WHAT TO WORK ON: What is the count of lines in the records that include "leftPin"? Reply with that number alone.

EXTRACTED MATERIAL:
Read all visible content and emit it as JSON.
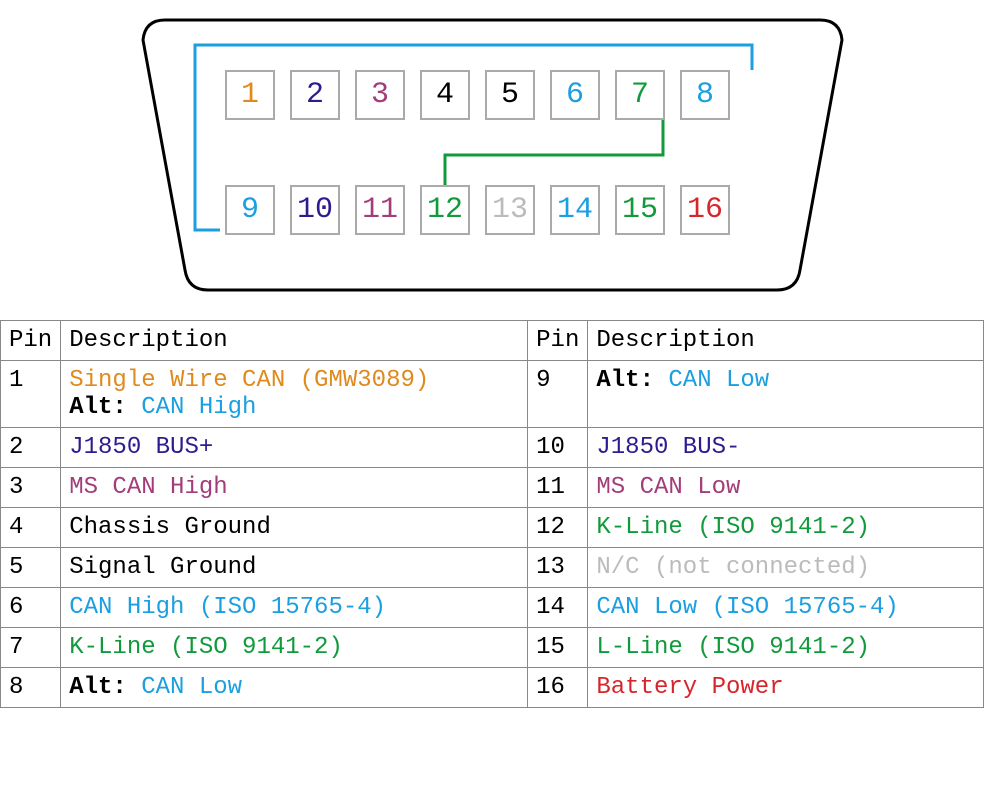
{
  "table_headers": {
    "pin": "Pin",
    "desc": "Description"
  },
  "pins": {
    "1": {
      "num": "1",
      "color": "c-orange"
    },
    "2": {
      "num": "2",
      "color": "c-purple"
    },
    "3": {
      "num": "3",
      "color": "c-magenta"
    },
    "4": {
      "num": "4",
      "color": "c-black"
    },
    "5": {
      "num": "5",
      "color": "c-black"
    },
    "6": {
      "num": "6",
      "color": "c-blue"
    },
    "7": {
      "num": "7",
      "color": "c-green"
    },
    "8": {
      "num": "8",
      "color": "c-blue"
    },
    "9": {
      "num": "9",
      "color": "c-blue"
    },
    "10": {
      "num": "10",
      "color": "c-purple"
    },
    "11": {
      "num": "11",
      "color": "c-magenta"
    },
    "12": {
      "num": "12",
      "color": "c-green"
    },
    "13": {
      "num": "13",
      "color": "c-grey"
    },
    "14": {
      "num": "14",
      "color": "c-blue"
    },
    "15": {
      "num": "15",
      "color": "c-green"
    },
    "16": {
      "num": "16",
      "color": "c-red"
    }
  },
  "rows": [
    {
      "leftPin": "1",
      "left": [
        {
          "text": "Single Wire CAN (GMW3089)",
          "cls": "c-orange"
        },
        {
          "text": "Alt: ",
          "cls": "bold",
          "sameline_break_before": true
        },
        {
          "text": "CAN High",
          "cls": "c-blue"
        }
      ],
      "rightPin": "9",
      "right": [
        {
          "text": "Alt: ",
          "cls": "bold"
        },
        {
          "text": "CAN Low",
          "cls": "c-blue"
        }
      ]
    },
    {
      "leftPin": "2",
      "left": [
        {
          "text": "J1850 BUS+",
          "cls": "c-purple"
        }
      ],
      "rightPin": "10",
      "right": [
        {
          "text": "J1850 BUS-",
          "cls": "c-purple"
        }
      ]
    },
    {
      "leftPin": "3",
      "left": [
        {
          "text": "MS CAN High",
          "cls": "c-magenta"
        }
      ],
      "rightPin": "11",
      "right": [
        {
          "text": "MS CAN Low",
          "cls": "c-magenta"
        }
      ]
    },
    {
      "leftPin": "4",
      "left": [
        {
          "text": "Chassis Ground",
          "cls": "c-black"
        }
      ],
      "rightPin": "12",
      "right": [
        {
          "text": "K-Line (ISO 9141-2)",
          "cls": "c-green"
        }
      ]
    },
    {
      "leftPin": "5",
      "left": [
        {
          "text": "Signal Ground",
          "cls": "c-black"
        }
      ],
      "rightPin": "13",
      "right": [
        {
          "text": "N/C (not connected)",
          "cls": "c-grey"
        }
      ]
    },
    {
      "leftPin": "6",
      "left": [
        {
          "text": "CAN High (ISO 15765-4)",
          "cls": "c-blue"
        }
      ],
      "rightPin": "14",
      "right": [
        {
          "text": "CAN Low (ISO 15765-4)",
          "cls": "c-blue"
        }
      ]
    },
    {
      "leftPin": "7",
      "left": [
        {
          "text": "K-Line (ISO 9141-2)",
          "cls": "c-green"
        }
      ],
      "rightPin": "15",
      "right": [
        {
          "text": "L-Line (ISO 9141-2)",
          "cls": "c-green"
        }
      ]
    },
    {
      "leftPin": "8",
      "left": [
        {
          "text": "Alt: ",
          "cls": "bold"
        },
        {
          "text": "CAN Low",
          "cls": "c-blue"
        }
      ],
      "rightPin": "16",
      "right": [
        {
          "text": "Battery Power",
          "cls": "c-red"
        }
      ]
    }
  ],
  "connections": [
    {
      "from": 8,
      "to": 9,
      "color": "#1b9fe0",
      "note": "CAN Low alt link"
    },
    {
      "from": 7,
      "to": 12,
      "color": "#119a3c",
      "note": "K-Line link"
    }
  ]
}
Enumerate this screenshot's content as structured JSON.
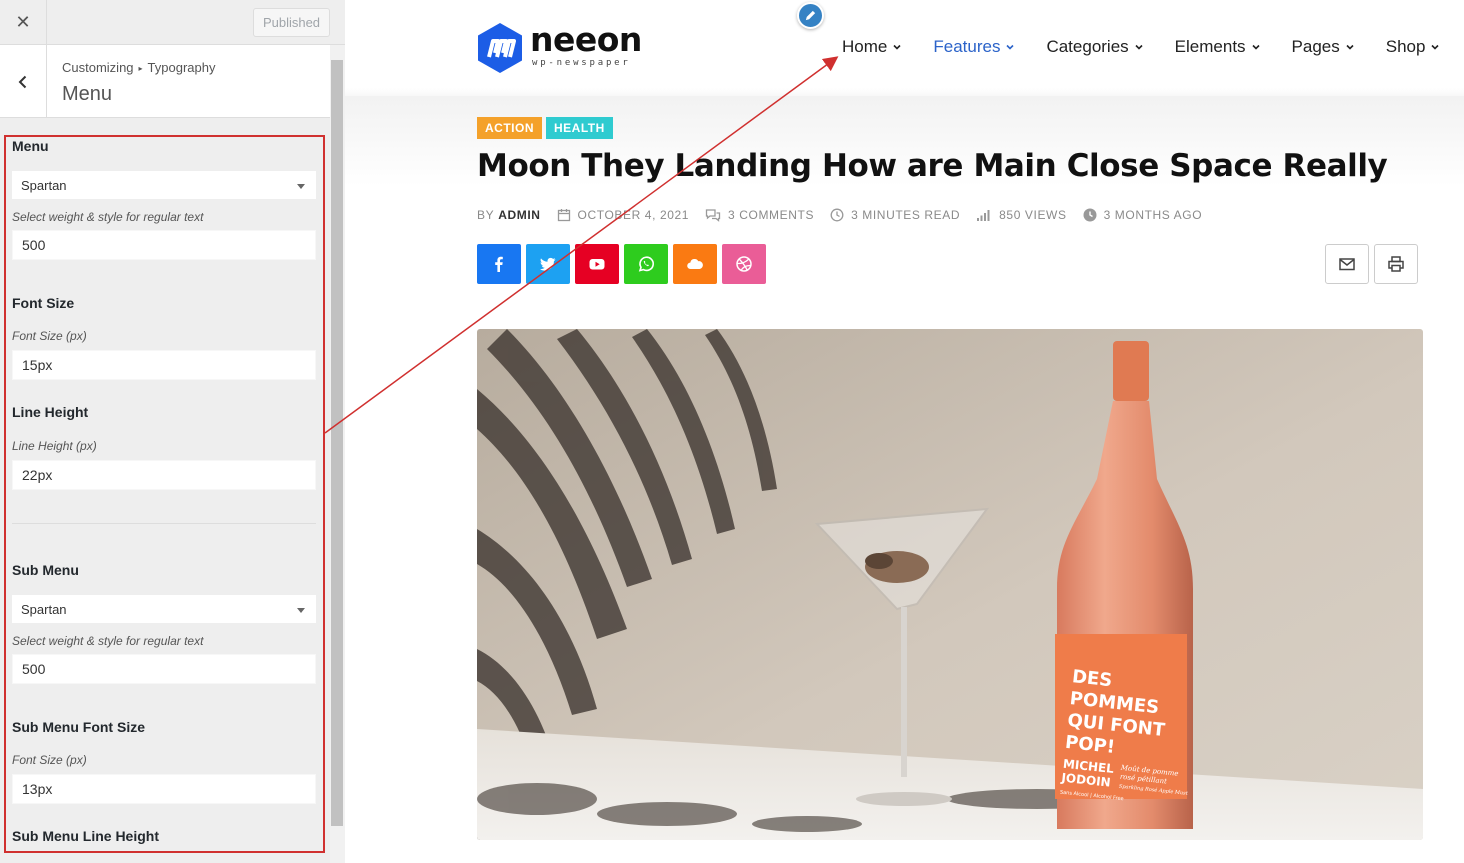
{
  "topbar": {
    "close_icon": "close-icon",
    "close_glyph": "✕",
    "published_label": "Published"
  },
  "section": {
    "breadcrumb_root": "Customizing",
    "breadcrumb_sep": "▸",
    "breadcrumb_parent": "Typography",
    "title": "Menu"
  },
  "menu_controls": {
    "menu_label": "Menu",
    "menu_font": "Spartan",
    "menu_weight_hint": "Select weight & style for regular text",
    "menu_weight": "500",
    "font_size_label": "Font Size",
    "font_size_hint": "Font Size (px)",
    "font_size_value": "15px",
    "line_height_label": "Line Height",
    "line_height_hint": "Line Height (px)",
    "line_height_value": "22px",
    "sub_menu_label": "Sub Menu",
    "sub_menu_font": "Spartan",
    "sub_menu_weight_hint": "Select weight & style for regular text",
    "sub_menu_weight": "500",
    "sub_font_size_label": "Sub Menu Font Size",
    "sub_font_size_hint": "Font Size (px)",
    "sub_font_size_value": "13px",
    "sub_line_height_label": "Sub Menu Line Height"
  },
  "site": {
    "logo_text": "neeon",
    "logo_tagline": "wp-newspaper",
    "nav": [
      {
        "label": "Home",
        "active": false
      },
      {
        "label": "Features",
        "active": true
      },
      {
        "label": "Categories",
        "active": false
      },
      {
        "label": "Elements",
        "active": false
      },
      {
        "label": "Pages",
        "active": false
      },
      {
        "label": "Shop",
        "active": false
      }
    ],
    "nav_active_color": "#2b63c9"
  },
  "post": {
    "tags": [
      {
        "label": "ACTION",
        "color": "#f4a12a"
      },
      {
        "label": "HEALTH",
        "color": "#2fcbd0"
      }
    ],
    "title": "Moon They Landing How are Main Close Space Really",
    "meta": {
      "by": "BY",
      "author": "ADMIN",
      "date": "OCTOBER 4, 2021",
      "comments": "3 COMMENTS",
      "read_time": "3 MINUTES READ",
      "views": "850 VIEWS",
      "ago": "3 MONTHS AGO"
    },
    "share": [
      {
        "name": "facebook-icon",
        "color": "#1877f2"
      },
      {
        "name": "twitter-icon",
        "color": "#1da1f2"
      },
      {
        "name": "youtube-icon",
        "color": "#e60023"
      },
      {
        "name": "whatsapp-icon",
        "color": "#2ecc1e"
      },
      {
        "name": "cloud-icon",
        "color": "#fa7a12"
      },
      {
        "name": "dribbble-icon",
        "color": "#ea5d97"
      }
    ],
    "tools": [
      "mail-icon",
      "print-icon"
    ],
    "hero_label_lines": [
      "DES",
      "POMMES",
      "QUI FONT",
      "POP!"
    ],
    "hero_label_small": [
      "MICHEL",
      "JODOIN"
    ],
    "hero_label_script": [
      "Moût de pomme",
      "rosé pétillant",
      "Sparkling Rosé Apple Must"
    ],
    "hero_label_footer": "Sans Alcool | Alcohol Free"
  },
  "annotation_color": "#d0302f"
}
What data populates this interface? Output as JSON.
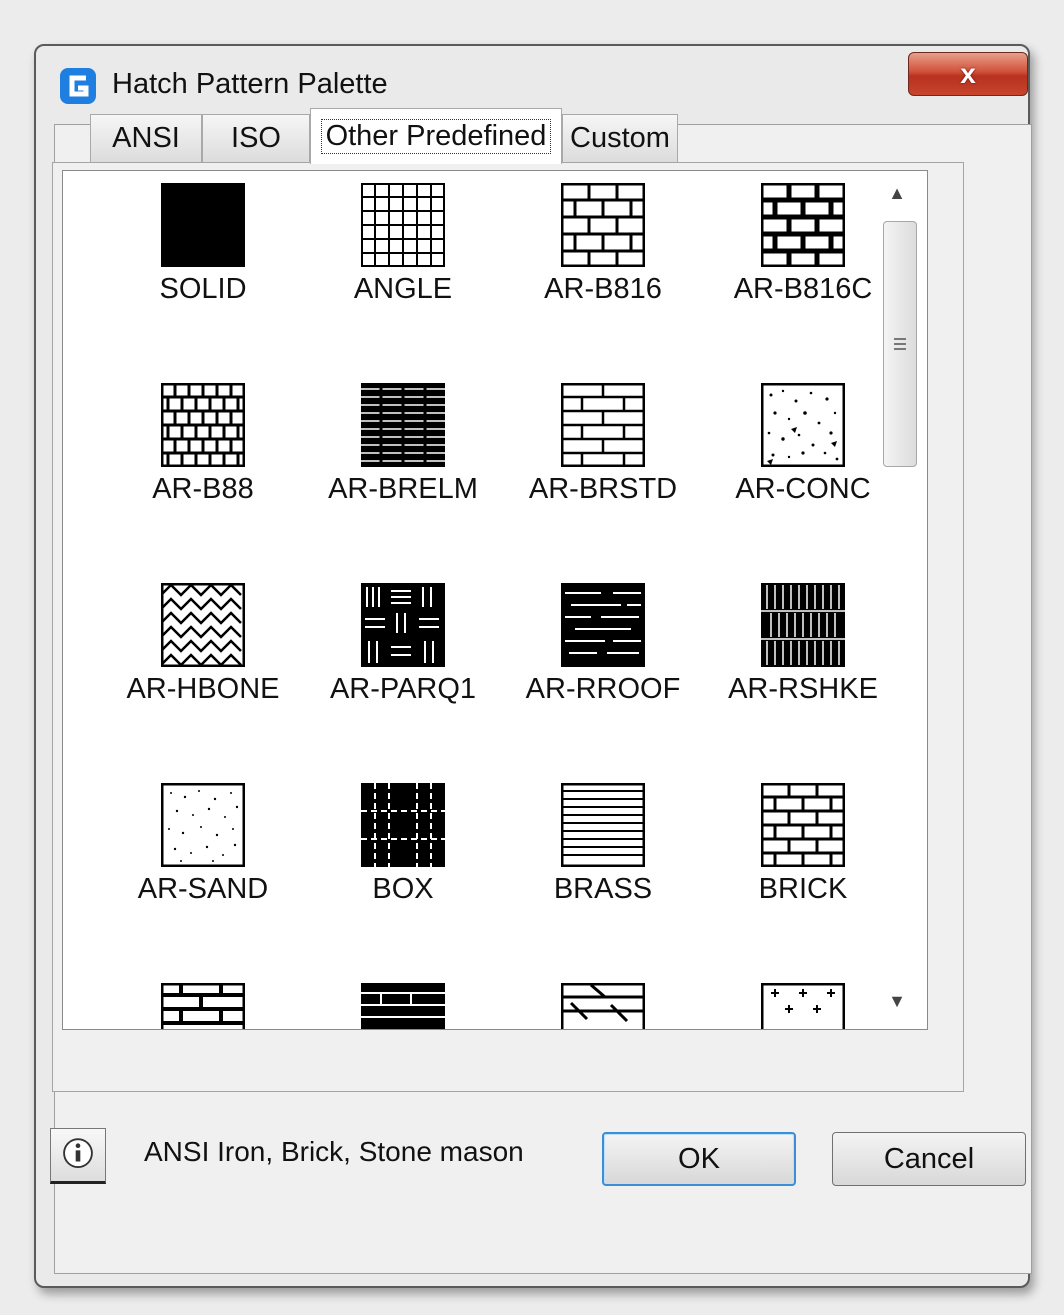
{
  "window": {
    "title": "Hatch Pattern Palette",
    "close_label": "x"
  },
  "tabs": [
    {
      "label": "ANSI"
    },
    {
      "label": "ISO"
    },
    {
      "label": "Other Predefined",
      "active": true
    },
    {
      "label": "Custom"
    }
  ],
  "patterns": [
    {
      "label": "SOLID",
      "icon": "solid"
    },
    {
      "label": "ANGLE",
      "icon": "angle"
    },
    {
      "label": "AR-B816",
      "icon": "brick-large"
    },
    {
      "label": "AR-B816C",
      "icon": "brick-large-c"
    },
    {
      "label": "AR-B88",
      "icon": "brick-small"
    },
    {
      "label": "AR-BRELM",
      "icon": "brelm"
    },
    {
      "label": "AR-BRSTD",
      "icon": "brick-std"
    },
    {
      "label": "AR-CONC",
      "icon": "concrete"
    },
    {
      "label": "AR-HBONE",
      "icon": "herringbone"
    },
    {
      "label": "AR-PARQ1",
      "icon": "parquet"
    },
    {
      "label": "AR-RROOF",
      "icon": "roof"
    },
    {
      "label": "AR-RSHKE",
      "icon": "shake"
    },
    {
      "label": "AR-SAND",
      "icon": "sand"
    },
    {
      "label": "BOX",
      "icon": "box"
    },
    {
      "label": "BRASS",
      "icon": "brass"
    },
    {
      "label": "BRICK",
      "icon": "brick"
    },
    {
      "label": "",
      "icon": "partial-1"
    },
    {
      "label": "",
      "icon": "partial-2"
    },
    {
      "label": "",
      "icon": "partial-3"
    },
    {
      "label": "",
      "icon": "partial-4"
    }
  ],
  "footer": {
    "description": "ANSI Iron, Brick, Stone mason",
    "ok_label": "OK",
    "cancel_label": "Cancel"
  },
  "colors": {
    "close_button": "#c8442c",
    "default_button_border": "#3c8fd6"
  }
}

PROBLEM SOLUTION: 8